### Work item
Below are the records. List every line holding the word "true".

Excerpts from an interface dataset
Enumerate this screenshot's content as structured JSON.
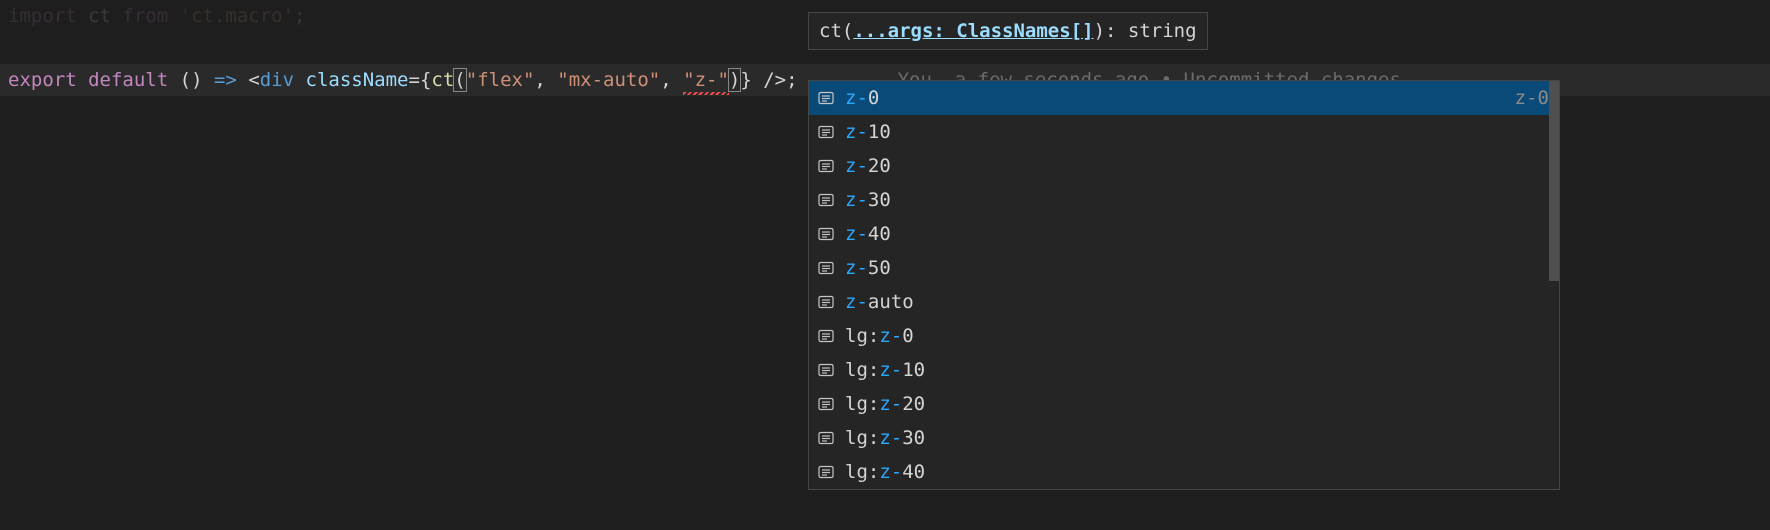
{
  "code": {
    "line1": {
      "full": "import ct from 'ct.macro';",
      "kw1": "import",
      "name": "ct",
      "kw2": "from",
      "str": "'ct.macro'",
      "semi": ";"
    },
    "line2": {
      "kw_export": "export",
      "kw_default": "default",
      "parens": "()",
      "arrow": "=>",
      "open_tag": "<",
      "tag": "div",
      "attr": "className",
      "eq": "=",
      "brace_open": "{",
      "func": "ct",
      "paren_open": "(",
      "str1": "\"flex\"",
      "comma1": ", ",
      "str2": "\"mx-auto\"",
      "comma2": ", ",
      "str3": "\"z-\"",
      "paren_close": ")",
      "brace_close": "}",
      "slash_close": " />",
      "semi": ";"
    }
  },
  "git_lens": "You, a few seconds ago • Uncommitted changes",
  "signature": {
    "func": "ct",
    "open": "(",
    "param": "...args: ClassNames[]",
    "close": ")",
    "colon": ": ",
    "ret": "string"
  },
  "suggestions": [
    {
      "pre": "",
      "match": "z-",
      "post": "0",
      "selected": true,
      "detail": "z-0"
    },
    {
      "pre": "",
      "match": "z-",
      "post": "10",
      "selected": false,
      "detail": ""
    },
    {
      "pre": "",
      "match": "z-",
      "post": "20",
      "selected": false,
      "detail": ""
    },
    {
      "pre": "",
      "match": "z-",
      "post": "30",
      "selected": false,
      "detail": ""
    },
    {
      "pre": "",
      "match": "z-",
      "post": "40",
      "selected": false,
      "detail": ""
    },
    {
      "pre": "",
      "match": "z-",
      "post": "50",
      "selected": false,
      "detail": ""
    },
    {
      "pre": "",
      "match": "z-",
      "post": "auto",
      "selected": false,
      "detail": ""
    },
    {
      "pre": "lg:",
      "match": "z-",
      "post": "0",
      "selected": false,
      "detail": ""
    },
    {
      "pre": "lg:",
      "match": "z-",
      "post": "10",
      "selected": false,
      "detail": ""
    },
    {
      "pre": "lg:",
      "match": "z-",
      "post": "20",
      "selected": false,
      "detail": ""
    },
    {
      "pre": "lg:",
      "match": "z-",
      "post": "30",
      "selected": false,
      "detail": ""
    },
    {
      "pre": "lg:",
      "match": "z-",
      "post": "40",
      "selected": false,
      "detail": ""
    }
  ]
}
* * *
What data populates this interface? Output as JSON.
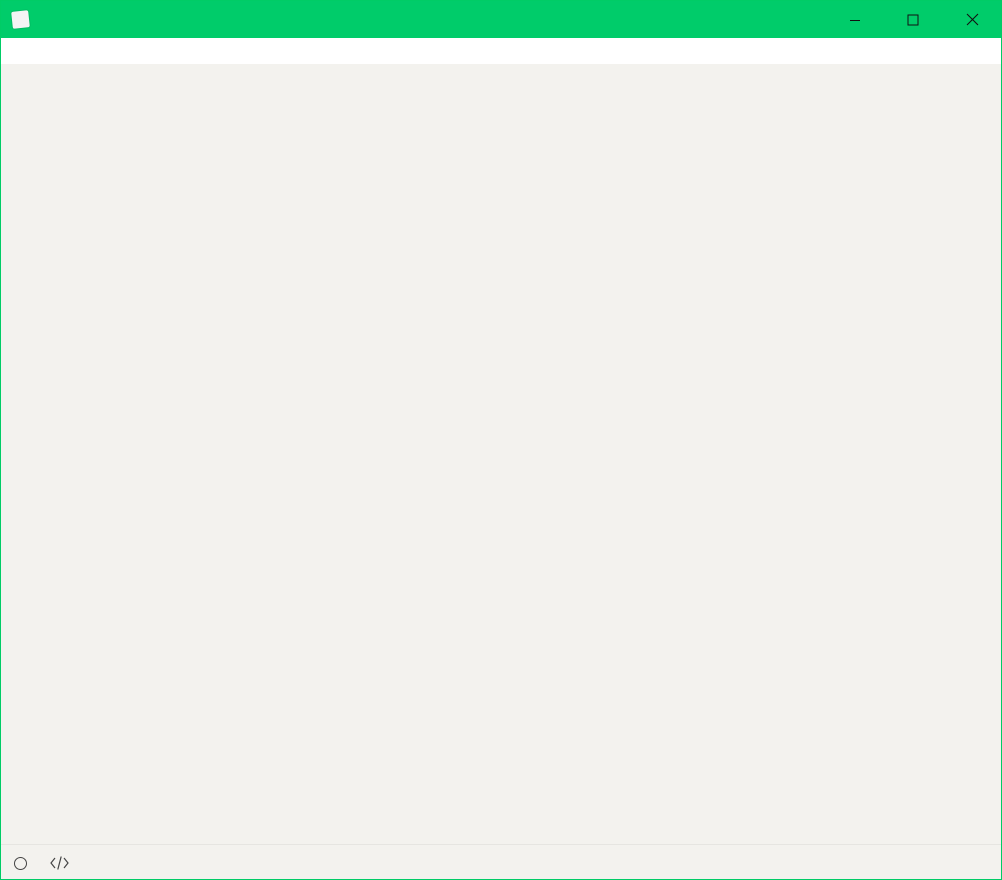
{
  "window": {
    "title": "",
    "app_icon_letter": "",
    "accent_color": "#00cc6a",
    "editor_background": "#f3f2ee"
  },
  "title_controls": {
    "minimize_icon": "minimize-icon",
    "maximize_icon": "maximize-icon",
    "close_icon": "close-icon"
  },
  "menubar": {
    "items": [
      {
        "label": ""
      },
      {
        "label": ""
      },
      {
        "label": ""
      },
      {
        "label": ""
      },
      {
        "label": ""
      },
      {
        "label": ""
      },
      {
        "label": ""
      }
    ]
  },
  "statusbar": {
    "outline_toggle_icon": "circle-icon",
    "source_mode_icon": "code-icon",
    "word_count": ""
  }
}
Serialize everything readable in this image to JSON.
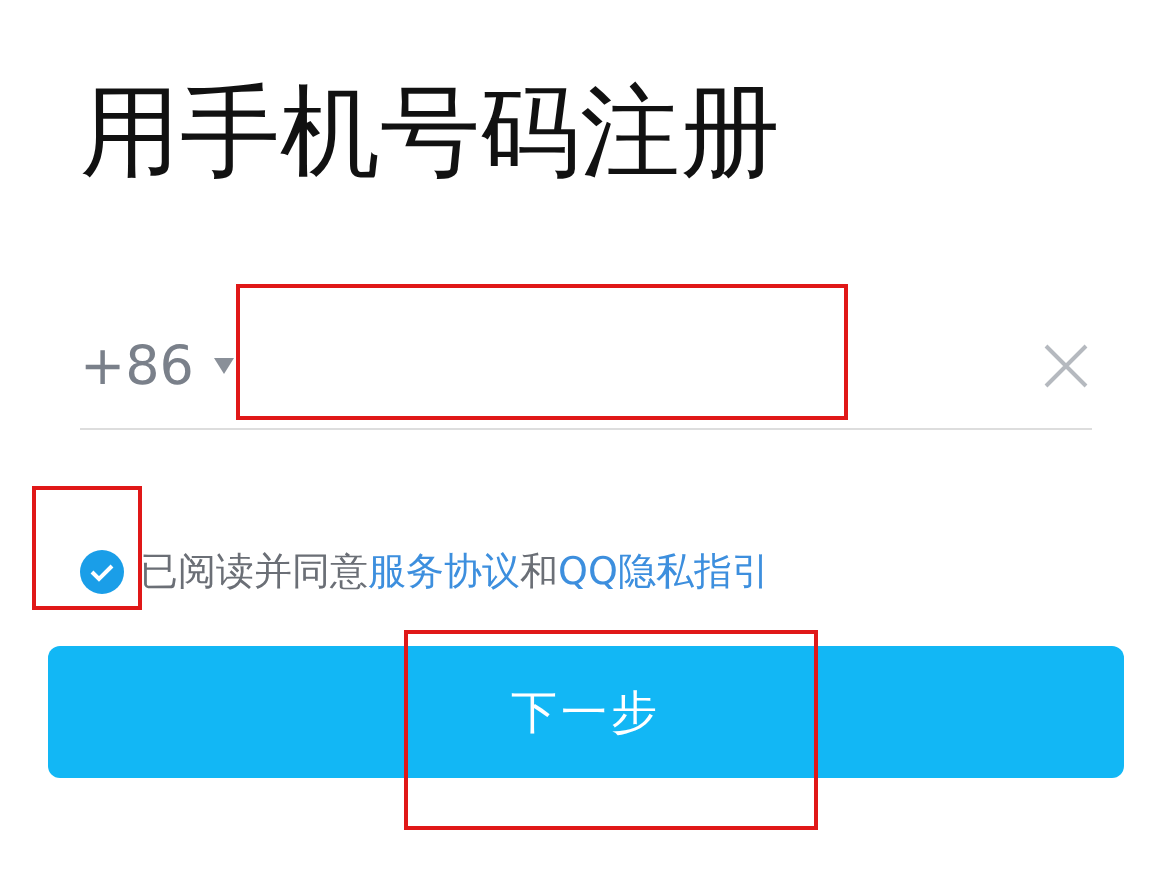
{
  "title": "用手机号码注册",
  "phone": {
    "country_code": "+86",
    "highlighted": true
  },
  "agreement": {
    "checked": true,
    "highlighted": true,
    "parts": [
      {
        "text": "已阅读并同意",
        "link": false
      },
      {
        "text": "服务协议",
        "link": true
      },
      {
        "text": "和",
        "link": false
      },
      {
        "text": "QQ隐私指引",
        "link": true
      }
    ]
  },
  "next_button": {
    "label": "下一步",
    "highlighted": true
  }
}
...
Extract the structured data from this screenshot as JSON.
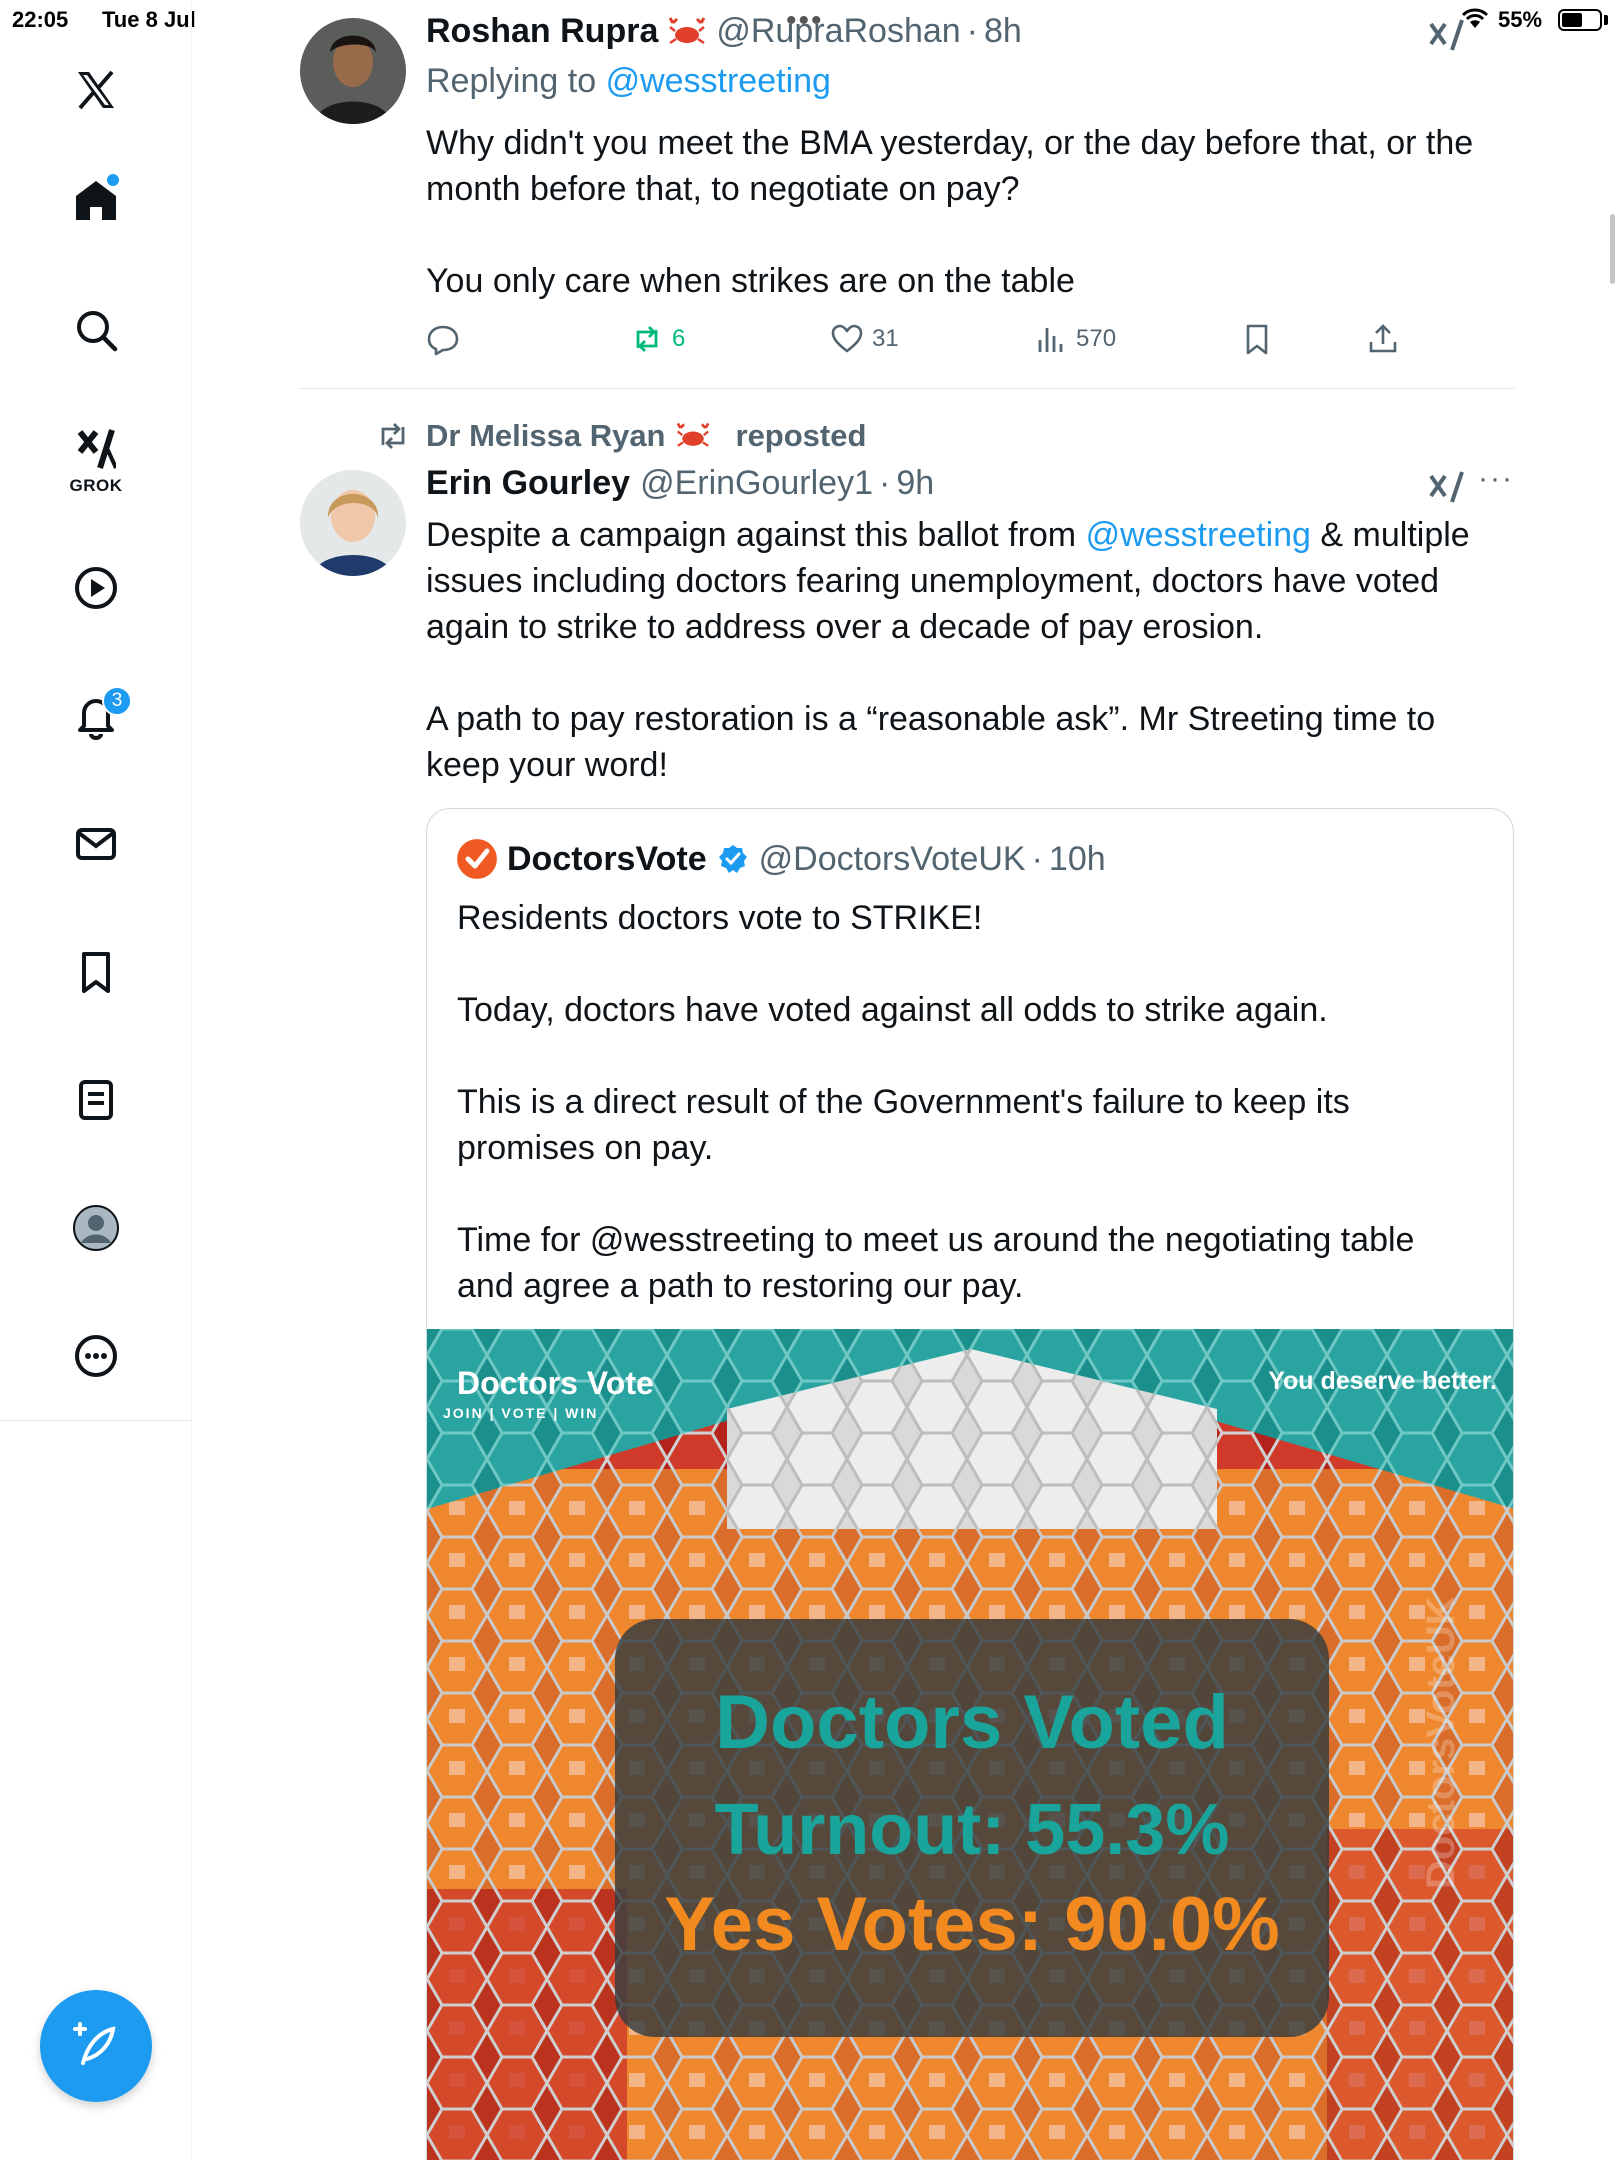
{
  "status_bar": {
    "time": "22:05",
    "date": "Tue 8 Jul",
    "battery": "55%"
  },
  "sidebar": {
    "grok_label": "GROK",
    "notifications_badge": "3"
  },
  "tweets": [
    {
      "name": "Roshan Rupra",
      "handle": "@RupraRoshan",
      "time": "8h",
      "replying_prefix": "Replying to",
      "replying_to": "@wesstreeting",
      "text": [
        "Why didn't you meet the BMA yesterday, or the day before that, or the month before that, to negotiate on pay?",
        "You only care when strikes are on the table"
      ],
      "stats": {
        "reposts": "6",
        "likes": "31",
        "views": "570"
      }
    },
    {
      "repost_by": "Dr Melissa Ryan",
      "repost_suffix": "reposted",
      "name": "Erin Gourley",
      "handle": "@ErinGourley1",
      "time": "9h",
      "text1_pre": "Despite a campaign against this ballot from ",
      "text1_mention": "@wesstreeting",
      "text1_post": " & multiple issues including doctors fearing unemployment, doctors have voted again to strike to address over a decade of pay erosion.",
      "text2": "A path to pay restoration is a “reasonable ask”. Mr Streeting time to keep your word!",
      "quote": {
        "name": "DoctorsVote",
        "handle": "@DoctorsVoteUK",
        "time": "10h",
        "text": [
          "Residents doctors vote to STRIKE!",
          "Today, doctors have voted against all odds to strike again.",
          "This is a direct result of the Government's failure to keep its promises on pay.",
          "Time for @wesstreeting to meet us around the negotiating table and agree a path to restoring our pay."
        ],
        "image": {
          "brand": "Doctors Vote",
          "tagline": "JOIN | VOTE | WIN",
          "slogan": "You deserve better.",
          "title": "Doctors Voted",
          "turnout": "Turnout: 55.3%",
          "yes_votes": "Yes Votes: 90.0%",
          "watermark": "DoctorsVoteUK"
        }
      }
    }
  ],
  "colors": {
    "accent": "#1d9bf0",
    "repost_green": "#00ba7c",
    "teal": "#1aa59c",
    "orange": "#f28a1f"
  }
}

### Exercise response
      "selected": true,
    "highlighted": true
    "checked": true,
    "highlighted": true,
        "link": true
        "link": true
    "highlighted": true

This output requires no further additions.